Sam Willet is a hairy-faced love god. He also runs a rather fine blog, the excellently named Escape Rope, in which he talks everything he loves, including music, sport, and food. It’s a scattershot approach I respect and encourage heartily. Given our mutual admiration, we decided it might be time, in the fine Amalgam Comics tradition, to enjoy a bit of a crossover between our two blogs. It’s the Summer Event You Never Asked For!

So here’s Mssr Willet – with italicised interjections from my jerkish self – coming onto my blog and spitting on its illustrious tradition of Having Favourite Things. Spitting on the idea, spitting and spitting, until his salivary glands run dry.
Sam Willet

It’s always really riled me when people ask me: what’s your favourite… band/song/film?. How the heck do I know? It’s like being asked to some up your life in one sentence. Feelings towards media and culture are conditional on what’s going on in the rest of your life at the time.

So, I’ve come to a decision. From this day forth, whenever I get asked the dreaded ‘What’s your favourite (insert cultural product here)?’ question, I’m going to either:

a) Walk away, gleeful at shirking my social responsibilities.
b) Say ‘I don’t know’ and smile dumbly.
c) Hastily change the subject.
d) Fall over and feign injury.
e) Shout ‘NOOOOOOOOOOOOOOOOOOOOOOOO!’ into the questioner’s face until they flee or dissolve.

And I’ll tell you for why, using an example:

My most recent favourite album, when asked, was In the Aeroplane Over the Sea by Neutral Milk Hotel. This was largely based on the fact that I believed that the record elicited from me a particularly strong emotional response, one which I greatly appreciated. I believed I had a special relationship with that album, and I truly treasured it. But more recently I have come to question this, for a few reasons.
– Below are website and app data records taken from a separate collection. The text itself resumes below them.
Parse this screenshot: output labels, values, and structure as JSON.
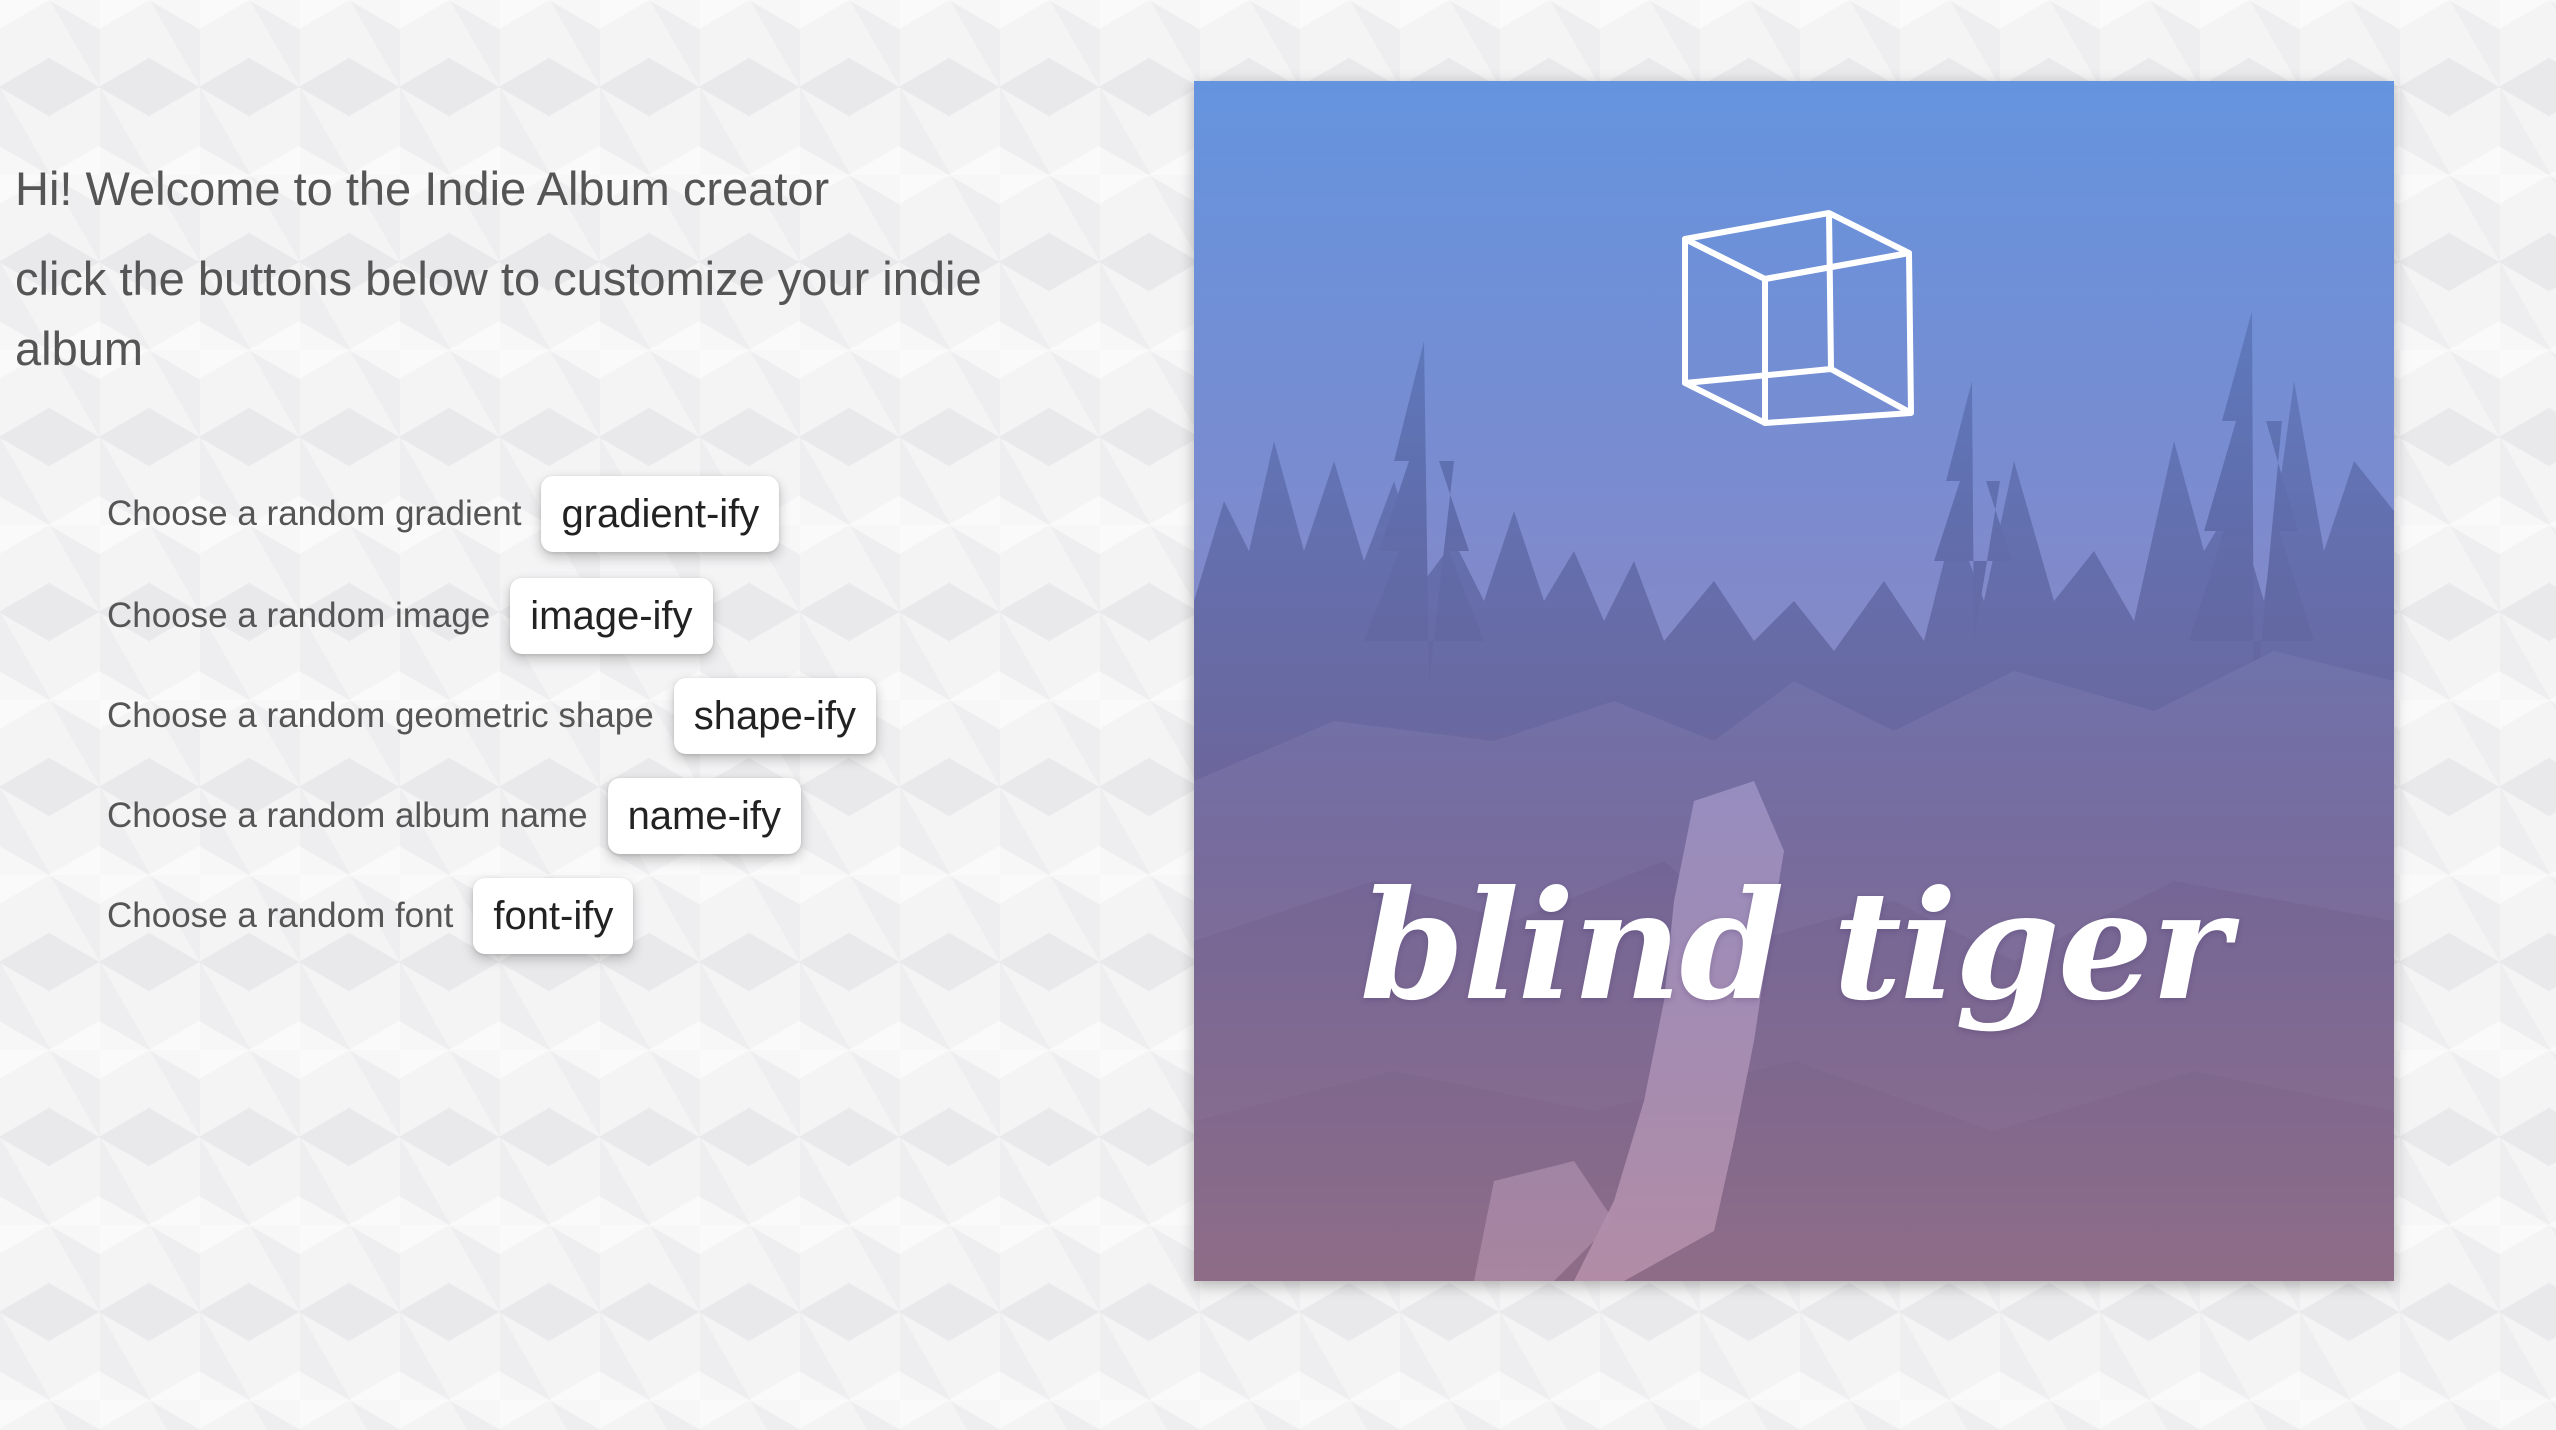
{
  "intro": {
    "welcome": "Hi! Welcome to the Indie Album creator",
    "instructions": "click the buttons below to customize your indie album"
  },
  "controls": [
    {
      "label": "Choose a random gradient",
      "button": "gradient-ify"
    },
    {
      "label": "Choose a random image",
      "button": "image-ify"
    },
    {
      "label": "Choose a random geometric shape",
      "button": "shape-ify"
    },
    {
      "label": "Choose a random album name",
      "button": "name-ify"
    },
    {
      "label": "Choose a random font",
      "button": "font-ify"
    }
  ],
  "album": {
    "name": "blind tiger",
    "shape": "cube-icon",
    "image": "forest waterfall landscape",
    "gradient": {
      "top": "#6092de",
      "middle": "#7d7cc0",
      "bottom": "#a97a98"
    }
  }
}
In no particular order: I gradually realised that the band were a bit better known than I had thought, and their popularity went beyond that of a small, cult following. It is common enough to feel more strongly for that which is known to few, rather than that which is known to many, but I still occasionally feel guilty about this, as it carries with it the suggestion that most people are idiots – cultural elitism. I also read and heard the band described as ‘Indie’, a genre label that grinds my gears in a very acute way, and discussion of which I will save for another time. But crucially, I also found that the more I told people this was my favourite record, the less I believed it, and the more that the unfathomable magic dust which had bound this album and I together seemed to ebb away.

If you have a favourite film, then you probably don’t appreciate film as much as you could*. The same goes for music. There are so many reasons to enjoy these things, so many positives and negatives to be taken away from them, all surrounded in each individual’s unique personal culture and context, that I just can’t understand how someone would be able to name their favourite, or why they should be compelled to. The instant I single out a cultural product as my favourite, the main emotion I experience is regret. What about all the options I didn’t consider? Somebody’s probably heard that and thinks I’m an idiot! Sherbert! [–Politeness Ed]
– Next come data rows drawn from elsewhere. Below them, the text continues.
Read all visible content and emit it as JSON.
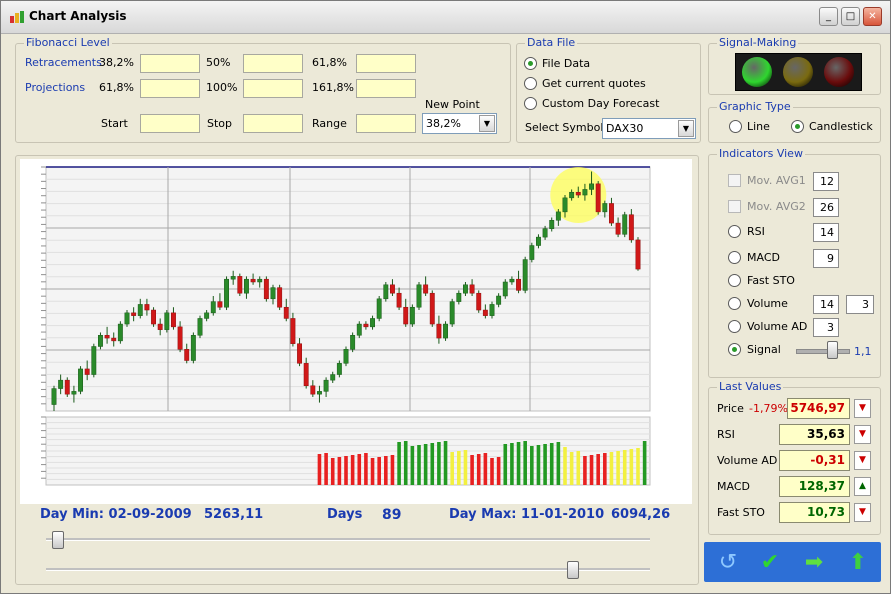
{
  "window": {
    "title": "Chart Analysis",
    "min_label": "_",
    "max_label": "□",
    "close_label": "✕"
  },
  "fibonacci": {
    "group_label": "Fibonacci Level",
    "retracements_label": "Retracements",
    "projections_label": "Projections",
    "ret_1": "38,2%",
    "ret_2": "50%",
    "ret_3": "61,8%",
    "proj_1": "61,8%",
    "proj_2": "100%",
    "proj_3": "161,8%",
    "start_label": "Start",
    "stop_label": "Stop",
    "range_label": "Range",
    "new_point_label": "New Point",
    "new_point_value": "38,2%"
  },
  "data_file": {
    "group_label": "Data File",
    "options": [
      "File Data",
      "Get current quotes",
      "Custom Day Forecast"
    ],
    "selected": 0,
    "symbol_label": "Select Symbol",
    "symbol_value": "DAX30"
  },
  "signal_making": {
    "group_label": "Signal-Making",
    "lights": [
      "#2fd62f",
      "#7a6a10",
      "#6a0c0c"
    ]
  },
  "graphic_type": {
    "group_label": "Graphic Type",
    "line_label": "Line",
    "candlestick_label": "Candlestick",
    "selected": "candlestick"
  },
  "indicators": {
    "group_label": "Indicators View",
    "mov_avg1_label": "Mov. AVG1",
    "mov_avg1_value": "12",
    "mov_avg2_label": "Mov. AVG2",
    "mov_avg2_value": "26",
    "rsi_label": "RSI",
    "rsi_value": "14",
    "macd_label": "MACD",
    "macd_value": "9",
    "fast_sto_label": "Fast STO",
    "volume_label": "Volume",
    "volume_value": "14",
    "volume_value2": "3",
    "volume_ad_label": "Volume AD",
    "volume_ad_value": "3",
    "signal_label": "Signal",
    "signal_value": "1,1",
    "signal_slider_fraction": 0.68
  },
  "last_values": {
    "group_label": "Last Values",
    "price_label": "Price",
    "price_change": "-1,79%",
    "price_value": "5746,97",
    "rsi_label": "RSI",
    "rsi_value": "35,63",
    "volume_ad_label": "Volume AD",
    "volume_ad_value": "-0,31",
    "macd_label": "MACD",
    "macd_value": "128,37",
    "fast_sto_label": "Fast STO",
    "fast_sto_value": "10,73",
    "colors": {
      "negative": "#cc0000",
      "positive": "#006600"
    }
  },
  "chart_info": {
    "day_min_label": "Day Min: 02-09-2009",
    "day_min_value": "5263,11",
    "days_label": "Days",
    "days_value": "89",
    "day_max_label": "Day Max: 11-01-2010",
    "day_max_value": "6094,26"
  },
  "sliders": {
    "top_fraction": 0.0,
    "bottom_fraction": 0.92
  },
  "chart_data": {
    "type": "candlestick",
    "ylim": [
      5240,
      6110
    ],
    "ohlc": [
      [
        5263,
        5330,
        5240,
        5320
      ],
      [
        5320,
        5370,
        5300,
        5350
      ],
      [
        5350,
        5360,
        5290,
        5300
      ],
      [
        5300,
        5330,
        5270,
        5310
      ],
      [
        5310,
        5400,
        5300,
        5390
      ],
      [
        5390,
        5420,
        5350,
        5370
      ],
      [
        5370,
        5480,
        5360,
        5470
      ],
      [
        5470,
        5520,
        5460,
        5510
      ],
      [
        5510,
        5540,
        5480,
        5500
      ],
      [
        5500,
        5520,
        5470,
        5490
      ],
      [
        5490,
        5560,
        5480,
        5550
      ],
      [
        5550,
        5600,
        5540,
        5590
      ],
      [
        5590,
        5610,
        5560,
        5580
      ],
      [
        5580,
        5640,
        5570,
        5620
      ],
      [
        5620,
        5640,
        5580,
        5600
      ],
      [
        5600,
        5610,
        5540,
        5550
      ],
      [
        5550,
        5570,
        5510,
        5530
      ],
      [
        5530,
        5600,
        5520,
        5590
      ],
      [
        5590,
        5610,
        5530,
        5540
      ],
      [
        5540,
        5560,
        5450,
        5460
      ],
      [
        5460,
        5480,
        5410,
        5420
      ],
      [
        5420,
        5520,
        5410,
        5510
      ],
      [
        5510,
        5580,
        5500,
        5570
      ],
      [
        5570,
        5600,
        5560,
        5590
      ],
      [
        5590,
        5650,
        5580,
        5630
      ],
      [
        5630,
        5660,
        5600,
        5610
      ],
      [
        5610,
        5720,
        5600,
        5710
      ],
      [
        5710,
        5740,
        5690,
        5720
      ],
      [
        5720,
        5730,
        5650,
        5660
      ],
      [
        5660,
        5720,
        5640,
        5710
      ],
      [
        5710,
        5730,
        5690,
        5700
      ],
      [
        5700,
        5720,
        5680,
        5710
      ],
      [
        5710,
        5720,
        5630,
        5640
      ],
      [
        5640,
        5690,
        5620,
        5680
      ],
      [
        5680,
        5690,
        5600,
        5610
      ],
      [
        5610,
        5640,
        5560,
        5570
      ],
      [
        5570,
        5590,
        5470,
        5480
      ],
      [
        5480,
        5500,
        5400,
        5410
      ],
      [
        5410,
        5430,
        5320,
        5330
      ],
      [
        5330,
        5350,
        5290,
        5300
      ],
      [
        5300,
        5330,
        5270,
        5310
      ],
      [
        5310,
        5360,
        5290,
        5350
      ],
      [
        5350,
        5380,
        5340,
        5370
      ],
      [
        5370,
        5420,
        5360,
        5410
      ],
      [
        5410,
        5470,
        5400,
        5460
      ],
      [
        5460,
        5520,
        5450,
        5510
      ],
      [
        5510,
        5560,
        5500,
        5550
      ],
      [
        5550,
        5560,
        5530,
        5540
      ],
      [
        5540,
        5580,
        5530,
        5570
      ],
      [
        5570,
        5650,
        5560,
        5640
      ],
      [
        5640,
        5700,
        5630,
        5690
      ],
      [
        5690,
        5710,
        5650,
        5660
      ],
      [
        5660,
        5680,
        5600,
        5610
      ],
      [
        5610,
        5640,
        5540,
        5550
      ],
      [
        5550,
        5620,
        5540,
        5610
      ],
      [
        5610,
        5700,
        5600,
        5690
      ],
      [
        5690,
        5720,
        5650,
        5660
      ],
      [
        5660,
        5670,
        5540,
        5550
      ],
      [
        5550,
        5580,
        5480,
        5500
      ],
      [
        5500,
        5560,
        5490,
        5550
      ],
      [
        5550,
        5640,
        5540,
        5630
      ],
      [
        5630,
        5670,
        5620,
        5660
      ],
      [
        5660,
        5700,
        5650,
        5690
      ],
      [
        5690,
        5710,
        5650,
        5660
      ],
      [
        5660,
        5670,
        5590,
        5600
      ],
      [
        5600,
        5620,
        5570,
        5580
      ],
      [
        5580,
        5630,
        5570,
        5620
      ],
      [
        5620,
        5660,
        5610,
        5650
      ],
      [
        5650,
        5710,
        5640,
        5700
      ],
      [
        5700,
        5720,
        5690,
        5710
      ],
      [
        5710,
        5740,
        5660,
        5670
      ],
      [
        5670,
        5790,
        5660,
        5780
      ],
      [
        5780,
        5840,
        5770,
        5830
      ],
      [
        5830,
        5870,
        5820,
        5860
      ],
      [
        5860,
        5900,
        5850,
        5890
      ],
      [
        5890,
        5930,
        5880,
        5920
      ],
      [
        5920,
        5960,
        5900,
        5950
      ],
      [
        5950,
        6010,
        5930,
        6000
      ],
      [
        6000,
        6030,
        5990,
        6020
      ],
      [
        6020,
        6040,
        6000,
        6010
      ],
      [
        6010,
        6050,
        5990,
        6030
      ],
      [
        6030,
        6094,
        6010,
        6050
      ],
      [
        6050,
        6060,
        5940,
        5950
      ],
      [
        5950,
        5990,
        5930,
        5980
      ],
      [
        5980,
        6000,
        5900,
        5910
      ],
      [
        5910,
        5930,
        5860,
        5870
      ],
      [
        5870,
        5950,
        5860,
        5940
      ],
      [
        5940,
        5960,
        5840,
        5850
      ],
      [
        5850,
        5860,
        5740,
        5746
      ]
    ],
    "volume_signal": [
      0,
      0,
      0,
      0,
      0,
      0,
      0,
      0,
      0,
      0,
      0,
      0,
      0,
      0,
      0,
      0,
      0,
      0,
      0,
      0,
      0,
      0,
      0,
      0,
      0,
      0,
      0,
      0,
      0,
      0,
      0,
      0,
      0,
      0,
      0,
      0,
      0,
      0,
      0,
      0,
      -1,
      -1,
      -1,
      -1,
      -1,
      -1,
      -1,
      -1,
      -1,
      -1,
      -1,
      -1,
      1,
      1,
      1,
      1,
      1,
      1,
      1,
      1,
      2,
      2,
      2,
      -1,
      -1,
      -1,
      -1,
      -1,
      1,
      1,
      1,
      1,
      1,
      1,
      1,
      1,
      1,
      2,
      2,
      2,
      -1,
      -1,
      -1,
      -1,
      2,
      2,
      2,
      2,
      2,
      1
    ]
  }
}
So I’m not a person suited to having favourite things. I think my favourite food is curry, but what about all the other tasty dishes out there? It’s just not fair. Not since primary school have I considered anyone to be my best friend – sad maybe, but it’s a concept which has never sat well with me**. Is it too cynical to suggest that it’s childish to have a best friend? It’s certainly an arrangement that feels weirder to encounter as you get older.
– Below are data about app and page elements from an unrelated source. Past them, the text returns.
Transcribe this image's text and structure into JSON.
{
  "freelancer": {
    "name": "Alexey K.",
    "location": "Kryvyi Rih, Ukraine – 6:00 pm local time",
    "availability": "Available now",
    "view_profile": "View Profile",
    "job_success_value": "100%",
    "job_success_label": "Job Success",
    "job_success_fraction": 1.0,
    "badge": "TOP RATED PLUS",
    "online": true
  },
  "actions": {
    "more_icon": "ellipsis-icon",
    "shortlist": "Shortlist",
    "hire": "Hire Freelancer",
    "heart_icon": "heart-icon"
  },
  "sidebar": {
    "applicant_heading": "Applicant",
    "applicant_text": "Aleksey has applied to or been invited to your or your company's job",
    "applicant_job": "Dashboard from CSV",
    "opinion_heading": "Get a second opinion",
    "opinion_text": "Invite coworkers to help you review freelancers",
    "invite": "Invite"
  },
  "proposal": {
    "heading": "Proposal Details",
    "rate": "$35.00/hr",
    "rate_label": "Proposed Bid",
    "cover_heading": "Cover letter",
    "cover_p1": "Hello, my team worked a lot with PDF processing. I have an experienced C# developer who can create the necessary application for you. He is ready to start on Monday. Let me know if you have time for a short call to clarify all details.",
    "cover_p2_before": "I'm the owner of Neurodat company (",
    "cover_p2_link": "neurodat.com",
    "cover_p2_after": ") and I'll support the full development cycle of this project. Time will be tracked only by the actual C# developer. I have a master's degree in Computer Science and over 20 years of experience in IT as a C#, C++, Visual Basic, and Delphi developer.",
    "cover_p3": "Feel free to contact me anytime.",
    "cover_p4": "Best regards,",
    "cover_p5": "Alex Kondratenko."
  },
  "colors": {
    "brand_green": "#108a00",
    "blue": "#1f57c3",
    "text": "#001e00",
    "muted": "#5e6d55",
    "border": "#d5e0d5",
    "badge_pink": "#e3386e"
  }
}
People aside, the best solution is to write lists. I have a predisposition for lists – I have a worrying tendency to resort to them for all of my decisions. But for films and music, it would take a huge investment of time an effort to create lists which I would be even close to happy with. I can just imagine the proud completion of my lists, showing everything I enjoy in genre categories and rank order, pinning them up on the wall and then someone walking into the room and saying ‘why isn’t The Big Lebowski under your favourite comedies – I thought you loved that film?’. There is a moment or two of silence before I tear the wretched paper from the walls and run out of the house into the street, blubbing horrifically.

I haven’t listened to In the Aeroplane Over the Sea in its entirety for ages. I await my next listen with trepidation. I fear it won’t feel the same. There is certainly a strong link between this fear and my big mouth.

aeroplane over the sam

*Or you have devised a completely watertight way of empirically measuring the goodness of films, as this blog obviously has.
**Even having met the impishly handsome proprietor of this blog. The man is incorrigible, dear readers.

Leave a Reply